- Hong Kong police say a company lost $25 million after an employee was fooled by a deepfake version of a colleague.
- The individual was participating in a deepfake video call with the UK-based company's CFO and other colleagues.
- Hong Kong police said scammers had created a deepfake based on a publicly available video.
Fraudsters used deepfake technology to dupe employees of a multinational company's Hong Kong branch out of about $25 million, local media reported Sunday, citing Hong Kong police.
In January, an employee of the company's finance department received a message from someone claiming to be the UK-based company's chief financial officer, the South China Morning Post reported, citing police. That's what it means. The employee then made video calls with his CFO and other employees at the company, all of which turned out to be deepfakes.
Based on instructions received during that call, the employee transferred HK$200 million, or $25.6 million, to various bank accounts in Hong Kong on 15 separate occasions, according to SCMP.
A week has passed since the fraud incident, When the employee contacted corporate headquarters, they realized something was wrong.
Hong Kong police have not released the names of the companies or employees involved. According to SCMP, the scammers created deepfakes of meeting participants based on publicly available video and audio footage.
The outlet said the defrauded employees did not engage in deepfakes during the video conference.
According to the media, no arrests have been made, but the investigation is continuing.
Deepfake videos are causing global concern. Superstar Taylor Swift is one of the latest figures to be caught up in a wave of sexually explicit deepfake videos.
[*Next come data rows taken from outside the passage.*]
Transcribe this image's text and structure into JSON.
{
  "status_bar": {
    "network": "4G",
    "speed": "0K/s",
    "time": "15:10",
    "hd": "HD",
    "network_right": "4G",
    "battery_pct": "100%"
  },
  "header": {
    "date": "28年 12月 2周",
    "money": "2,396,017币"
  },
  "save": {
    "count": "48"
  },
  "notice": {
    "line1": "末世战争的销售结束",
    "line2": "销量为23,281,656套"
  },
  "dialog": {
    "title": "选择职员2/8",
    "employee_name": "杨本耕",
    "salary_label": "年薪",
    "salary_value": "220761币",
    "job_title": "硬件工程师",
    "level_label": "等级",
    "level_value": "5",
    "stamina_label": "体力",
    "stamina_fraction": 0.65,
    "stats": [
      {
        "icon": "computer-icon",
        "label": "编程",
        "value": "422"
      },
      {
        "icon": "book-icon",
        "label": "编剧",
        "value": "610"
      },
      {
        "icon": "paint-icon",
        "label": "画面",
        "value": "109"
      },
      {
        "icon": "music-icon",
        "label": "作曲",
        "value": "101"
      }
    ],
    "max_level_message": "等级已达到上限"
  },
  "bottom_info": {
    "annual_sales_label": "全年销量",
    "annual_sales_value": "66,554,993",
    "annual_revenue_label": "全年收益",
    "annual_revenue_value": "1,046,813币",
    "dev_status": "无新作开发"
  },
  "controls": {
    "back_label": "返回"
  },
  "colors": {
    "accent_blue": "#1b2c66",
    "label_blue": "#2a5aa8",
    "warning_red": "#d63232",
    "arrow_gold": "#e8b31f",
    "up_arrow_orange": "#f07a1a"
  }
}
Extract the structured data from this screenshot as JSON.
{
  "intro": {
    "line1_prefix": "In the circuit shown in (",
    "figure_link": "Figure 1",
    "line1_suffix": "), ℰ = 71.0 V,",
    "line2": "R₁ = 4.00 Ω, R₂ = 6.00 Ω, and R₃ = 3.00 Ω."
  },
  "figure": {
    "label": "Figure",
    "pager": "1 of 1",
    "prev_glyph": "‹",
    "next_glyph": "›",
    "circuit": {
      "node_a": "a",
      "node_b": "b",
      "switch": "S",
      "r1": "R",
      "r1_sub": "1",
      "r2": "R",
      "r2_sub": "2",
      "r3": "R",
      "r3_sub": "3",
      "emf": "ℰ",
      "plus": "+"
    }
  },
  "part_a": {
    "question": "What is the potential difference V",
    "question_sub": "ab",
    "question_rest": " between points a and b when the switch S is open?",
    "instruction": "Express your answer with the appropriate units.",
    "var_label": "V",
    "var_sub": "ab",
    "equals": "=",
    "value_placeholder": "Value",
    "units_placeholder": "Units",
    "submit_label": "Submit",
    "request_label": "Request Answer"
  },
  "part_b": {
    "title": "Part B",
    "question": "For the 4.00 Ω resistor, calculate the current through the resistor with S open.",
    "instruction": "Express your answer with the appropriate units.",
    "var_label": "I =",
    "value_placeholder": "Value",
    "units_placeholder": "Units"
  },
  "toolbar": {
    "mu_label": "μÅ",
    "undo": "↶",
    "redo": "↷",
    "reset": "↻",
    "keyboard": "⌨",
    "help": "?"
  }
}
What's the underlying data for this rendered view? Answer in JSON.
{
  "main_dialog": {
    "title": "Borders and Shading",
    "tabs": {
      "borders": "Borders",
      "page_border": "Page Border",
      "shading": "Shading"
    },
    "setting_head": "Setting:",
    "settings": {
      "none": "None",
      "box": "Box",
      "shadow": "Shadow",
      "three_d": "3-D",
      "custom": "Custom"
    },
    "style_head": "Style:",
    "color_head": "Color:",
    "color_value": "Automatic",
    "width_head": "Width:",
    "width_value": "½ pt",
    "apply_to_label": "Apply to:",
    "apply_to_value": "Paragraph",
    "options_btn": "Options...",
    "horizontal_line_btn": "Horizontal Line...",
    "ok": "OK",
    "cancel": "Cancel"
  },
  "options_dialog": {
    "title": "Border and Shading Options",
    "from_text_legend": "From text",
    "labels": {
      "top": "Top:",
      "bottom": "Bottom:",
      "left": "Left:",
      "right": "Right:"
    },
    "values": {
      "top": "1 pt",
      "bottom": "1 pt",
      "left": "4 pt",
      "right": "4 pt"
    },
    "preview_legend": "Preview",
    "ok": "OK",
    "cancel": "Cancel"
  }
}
Last month's X and Telegram.
Many politicians are calling for federal legislation to combat deepfakes.
In May 2023, Democratic Representative Joseph Morrell introduced the Intimate Image Deepfake Prevention Act, which would make it illegal to share deepfake pornography without consent. The bill was referred to the House Judiciary Committee.